Trayer joined the Navy in about 1901 as a "landsman for training" and rose through the ranks to become a lieutenant commander by the end of his career. He served as a quartermaster on early destroyers and on the battleship USS New Jersey (BB-16) during the Great White Fleet's cruise around the world in 1909. On October 28, 1911, he commanded the first company of recruits to graduate from the Great Lakes Recruit Training Command, three months after the facility opened. Trayer continued training recruits at Great Lakes until 1914.[1]

During World War I, he became a commissioned officer and commanded the tug USS Sonoma (AT-12). He was awarded the Navy Cross for many rescues during the winter of 1917-1918 in the North Atlantic and for aiding torpedoed merchant ships. His official citation reads in part: "For distinguished service ... in assisting ice-bound vessels in the winter of 1917-1918 ... and for valuable and seamanlike assistance under very difficult circumstances."[1]

Trayer retired from the Navy in 1931 and died six years later.[1]

Namesake[edit]

A mock ship used for training at Great Lakes Recruit Training Command, USS Trayer (BST-21), is named in his honor.[1]

See also[edit]

References[edit]

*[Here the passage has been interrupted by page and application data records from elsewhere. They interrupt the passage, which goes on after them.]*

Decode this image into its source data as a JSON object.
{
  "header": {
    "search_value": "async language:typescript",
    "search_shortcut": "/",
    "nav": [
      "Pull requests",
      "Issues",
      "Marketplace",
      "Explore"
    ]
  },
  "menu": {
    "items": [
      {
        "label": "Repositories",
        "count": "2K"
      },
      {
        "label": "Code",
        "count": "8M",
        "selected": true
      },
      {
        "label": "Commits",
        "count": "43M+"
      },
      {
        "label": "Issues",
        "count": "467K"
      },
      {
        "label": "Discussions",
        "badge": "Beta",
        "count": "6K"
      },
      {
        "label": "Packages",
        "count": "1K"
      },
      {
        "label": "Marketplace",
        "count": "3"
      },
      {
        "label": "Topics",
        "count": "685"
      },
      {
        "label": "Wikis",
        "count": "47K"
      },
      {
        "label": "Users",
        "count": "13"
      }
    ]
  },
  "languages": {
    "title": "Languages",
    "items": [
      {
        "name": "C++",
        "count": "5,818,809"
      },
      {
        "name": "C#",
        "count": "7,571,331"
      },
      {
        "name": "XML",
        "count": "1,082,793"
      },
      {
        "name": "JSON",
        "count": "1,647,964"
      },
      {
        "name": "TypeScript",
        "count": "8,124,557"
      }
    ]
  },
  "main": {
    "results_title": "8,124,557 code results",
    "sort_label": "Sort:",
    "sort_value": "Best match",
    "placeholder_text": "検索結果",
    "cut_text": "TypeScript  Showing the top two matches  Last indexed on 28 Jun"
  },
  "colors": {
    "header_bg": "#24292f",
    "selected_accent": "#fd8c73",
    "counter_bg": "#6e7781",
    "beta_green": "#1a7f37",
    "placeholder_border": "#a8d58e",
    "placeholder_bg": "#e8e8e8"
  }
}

  1. ^ a b c d Faram, Mark D. (June 25, 2007). "Destroyer replica honors Great Lakes legend". NavyTimes. Retrieved 2009-01-29.